__Action item__
Go through the lines below, tally those that include the word "title", and give only the tally.

__Entries taken from a collection__
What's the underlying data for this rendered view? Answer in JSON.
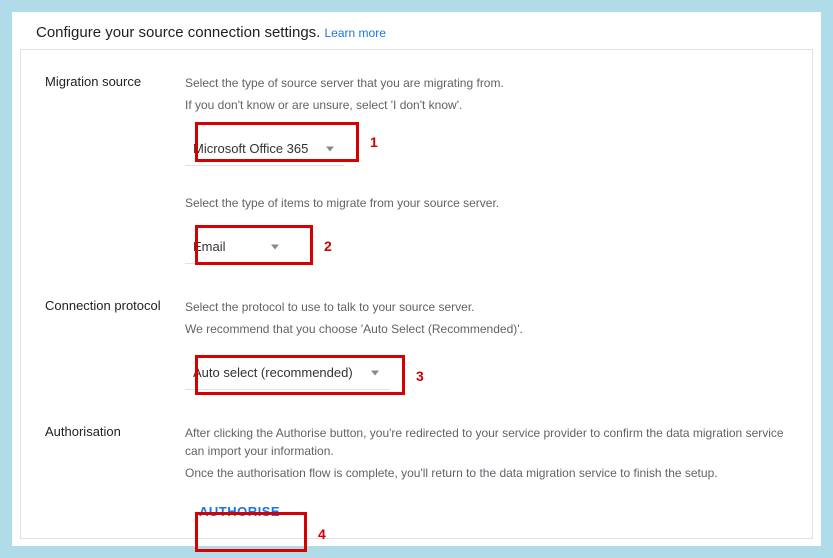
{
  "header": {
    "title": "Configure your source connection settings.",
    "learn_more": "Learn more"
  },
  "sections": {
    "migration_source": {
      "label": "Migration source",
      "help1": "Select the type of source server that you are migrating from.",
      "help2": "If you don't know or are unsure, select 'I don't know'.",
      "dropdown_value": "Microsoft Office 365",
      "help3": "Select the type of items to migrate from your source server.",
      "items_dropdown_value": "Email"
    },
    "connection_protocol": {
      "label": "Connection protocol",
      "help1": "Select the protocol to use to talk to your source server.",
      "help2": "We recommend that you choose 'Auto Select (Recommended)'.",
      "dropdown_value": "Auto select (recommended)"
    },
    "authorisation": {
      "label": "Authorisation",
      "help1": "After clicking the Authorise button, you're redirected to your service provider to confirm the data migration service can import your information.",
      "help2": "Once the authorisation flow is complete, you'll return to the data migration service to finish the setup.",
      "button_label": "AUTHORISE"
    }
  },
  "annotations": {
    "a1": "1",
    "a2": "2",
    "a3": "3",
    "a4": "4"
  }
}
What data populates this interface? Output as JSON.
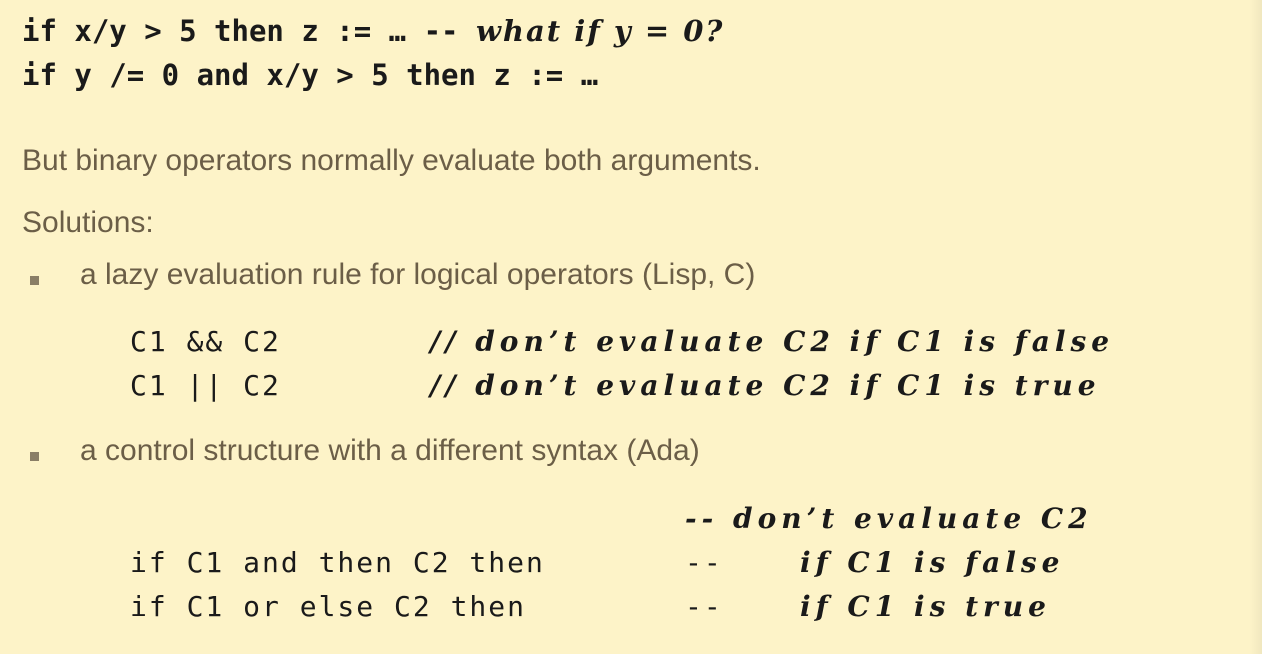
{
  "code_top": {
    "line1_code": "if x/y > 5 then z := … -- ",
    "line1_comment": "what if y = 0?",
    "line2_code": "if y /= 0 and x/y > 5 then z := …"
  },
  "prose": {
    "note": "But binary operators normally evaluate both arguments.",
    "solutions": "Solutions:"
  },
  "bullets": [
    "a lazy evaluation rule for logical operators (Lisp, C)",
    "a control structure with a different syntax (Ada)"
  ],
  "lazy_code": [
    {
      "code": "C1 && C2",
      "comment": "// don’t evaluate C2 if C1 is false"
    },
    {
      "code": "C1 || C2",
      "comment": "// don’t evaluate C2 if C1 is true"
    }
  ],
  "ada_code": {
    "comment_head": "-- don’t evaluate C2",
    "lines": [
      {
        "code": "if C1 and then C2 then",
        "dash": "--",
        "comment": "if C1 is false"
      },
      {
        "code": "if C1 or else C2 then",
        "dash": "--",
        "comment": "if C1 is true"
      }
    ]
  },
  "colors": {
    "background": "#fdf3c8",
    "prose_text": "#6b5e47",
    "code_text": "#1a1a1a"
  }
}
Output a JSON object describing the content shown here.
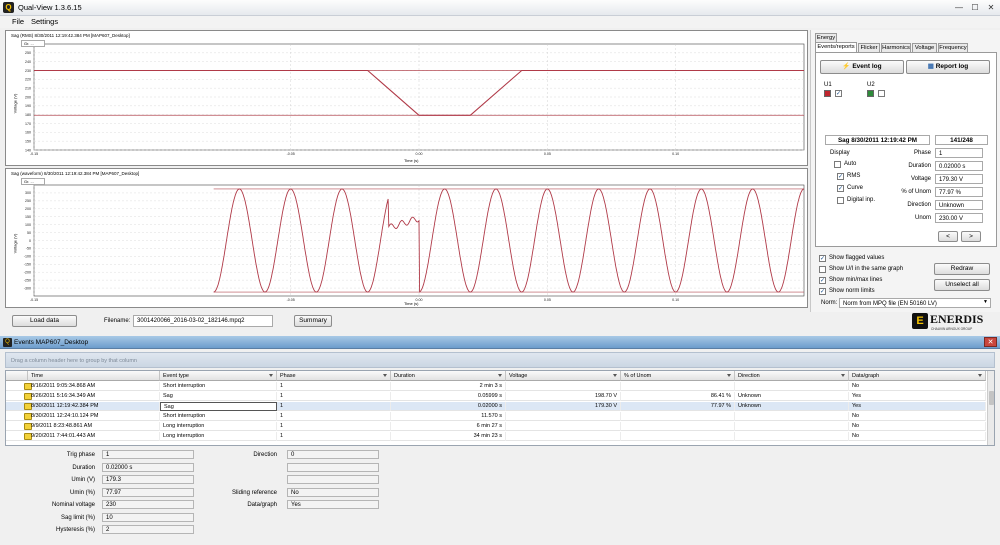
{
  "app": {
    "title": "Qual-View 1.3.6.15"
  },
  "menu": {
    "file": "File",
    "settings": "Settings"
  },
  "rms_chart": {
    "title": "Sag  (RMS)   8/30/2011  12:19:42.384  PM     [MAP607_Desktop]",
    "selector": "Gr. ...",
    "ylabel": "Voltage (V)",
    "xlabel": "Time (s)"
  },
  "wave_chart": {
    "title": "Sag  (waveform)   8/30/2011  12:19:42.384  PM     [MAP607_Desktop]",
    "selector": "Gr. ...",
    "ylabel": "Voltage (V)",
    "xlabel": "Time (s)"
  },
  "chart_data": [
    {
      "type": "line",
      "title": "Sag  (RMS)   8/30/2011  12:19:42.384  PM     [MAP607_Desktop]",
      "xlabel": "Time (s)",
      "ylabel": "Voltage (V)",
      "xlim": [
        -0.15,
        0.15
      ],
      "ylim": [
        140,
        260
      ],
      "x_ticks": [
        "-0.15",
        "-0.05",
        "0.00",
        "0.05",
        "0.10"
      ],
      "y_ticks": [
        "250",
        "240",
        "230",
        "220",
        "210",
        "200",
        "190",
        "180",
        "170",
        "160",
        "150",
        "140"
      ],
      "series": [
        {
          "x": [
            -0.15,
            -0.02,
            0.0,
            0.02,
            0.04,
            0.15
          ],
          "values": [
            230,
            230,
            179.3,
            179.3,
            230,
            230
          ]
        }
      ],
      "limit_lines": [
        230,
        179.3
      ]
    },
    {
      "type": "line",
      "title": "Sag  (waveform)   8/30/2011  12:19:42.384  PM     [MAP607_Desktop]",
      "xlabel": "Time (s)",
      "ylabel": "Voltage (V)",
      "xlim": [
        -0.15,
        0.15
      ],
      "ylim": [
        -350,
        350
      ],
      "x_ticks": [
        "-0.15",
        "-0.05",
        "0.00",
        "0.05",
        "0.10"
      ],
      "y_ticks": [
        "300",
        "250",
        "200",
        "150",
        "100",
        "50",
        "0",
        "-50",
        "-100",
        "-150",
        "-200",
        "-250",
        "-300"
      ],
      "frequency_hz": 50,
      "amplitude": 325,
      "x_start": -0.08,
      "limit_lines": [
        325,
        -325
      ]
    }
  ],
  "toolbar_bottom": {
    "load_data": "Load data",
    "filename_label": "Filename:",
    "filename": "3001420066_2016-03-02_182146.mpq2",
    "summary": "Summary"
  },
  "right_panel": {
    "tabs_row1": [
      "Energy"
    ],
    "tabs_row2": [
      "Events/reports",
      "Flicker",
      "Harmonics",
      "Voltage",
      "Frequency"
    ],
    "event_log": "Event log",
    "report_log": "Report log",
    "u1": "U1",
    "u2": "U2",
    "event_header": "Sag 8/30/2011 12:19:42 PM",
    "event_count": "141/248",
    "display_label": "Display",
    "display_options": [
      "Auto",
      "RMS",
      "Curve",
      "Digital inp."
    ],
    "fields": [
      {
        "label": "Phase",
        "value": "1"
      },
      {
        "label": "Duration",
        "value": "0.02000 s"
      },
      {
        "label": "Voltage",
        "value": "179.30 V"
      },
      {
        "label": "% of Unom",
        "value": "77.97 %"
      },
      {
        "label": "Direction",
        "value": "Unknown"
      },
      {
        "label": "Unom",
        "value": "230.00 V"
      }
    ],
    "prev": "<",
    "next": ">",
    "options": [
      "Show flagged values",
      "Show U/I in the same graph",
      "Show min/max lines",
      "Show norm limits"
    ],
    "redraw": "Redraw",
    "unselect_all": "Unselect all",
    "norm_label": "Norm:",
    "norm_value": "Norm from MPQ file (EN 50160 LV)",
    "brand": "ENERDIS",
    "brand_sub": "CHAUVIN ARNOUX GROUP"
  },
  "events_window": {
    "title": "Events MAP607_Desktop",
    "group_hint": "Drag a column header here to group by that column",
    "columns": [
      "Time",
      "Event type",
      "Phase",
      "Duration",
      "Voltage",
      "% of Unom",
      "Direction",
      "Data/graph"
    ],
    "rows": [
      [
        "8/16/2011 9:05:34.868 AM",
        "Short interruption",
        "1",
        "2 min 3 s",
        "",
        "",
        "",
        "No"
      ],
      [
        "8/26/2011 5:16:34.349 AM",
        "Sag",
        "1",
        "0.05999 s",
        "198.70 V",
        "86.41 %",
        "Unknown",
        "Yes"
      ],
      [
        "8/30/2011 12:19:42.384 PM",
        "Sag",
        "1",
        "0.02000 s",
        "179.30 V",
        "77.97 %",
        "Unknown",
        "Yes"
      ],
      [
        "8/30/2011 12:24:10.124 PM",
        "Short interruption",
        "1",
        "11.570 s",
        "",
        "",
        "",
        "No"
      ],
      [
        "9/9/2011 8:23:48.861 AM",
        "Long interruption",
        "1",
        "6 min 27 s",
        "",
        "",
        "",
        "No"
      ],
      [
        "9/20/2011 7:44:01.443 AM",
        "Long interruption",
        "1",
        "34 min 23 s",
        "",
        "",
        "",
        "No"
      ]
    ],
    "detail_left": [
      {
        "label": "Trig phase",
        "value": "1"
      },
      {
        "label": "Duration",
        "value": "0.02000 s"
      },
      {
        "label": "Umin (V)",
        "value": "179.3"
      },
      {
        "label": "Umin (%)",
        "value": "77.97"
      },
      {
        "label": "Nominal voltage",
        "value": "230"
      },
      {
        "label": "Sag limit (%)",
        "value": "10"
      },
      {
        "label": "Hysteresis (%)",
        "value": "2"
      }
    ],
    "detail_right": [
      {
        "label": "Direction",
        "value": "0"
      },
      {
        "label": "",
        "value": ""
      },
      {
        "label": "",
        "value": ""
      },
      {
        "label": "Sliding reference",
        "value": "No"
      },
      {
        "label": "Data/graph",
        "value": "Yes"
      }
    ]
  }
}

__Answer below__
7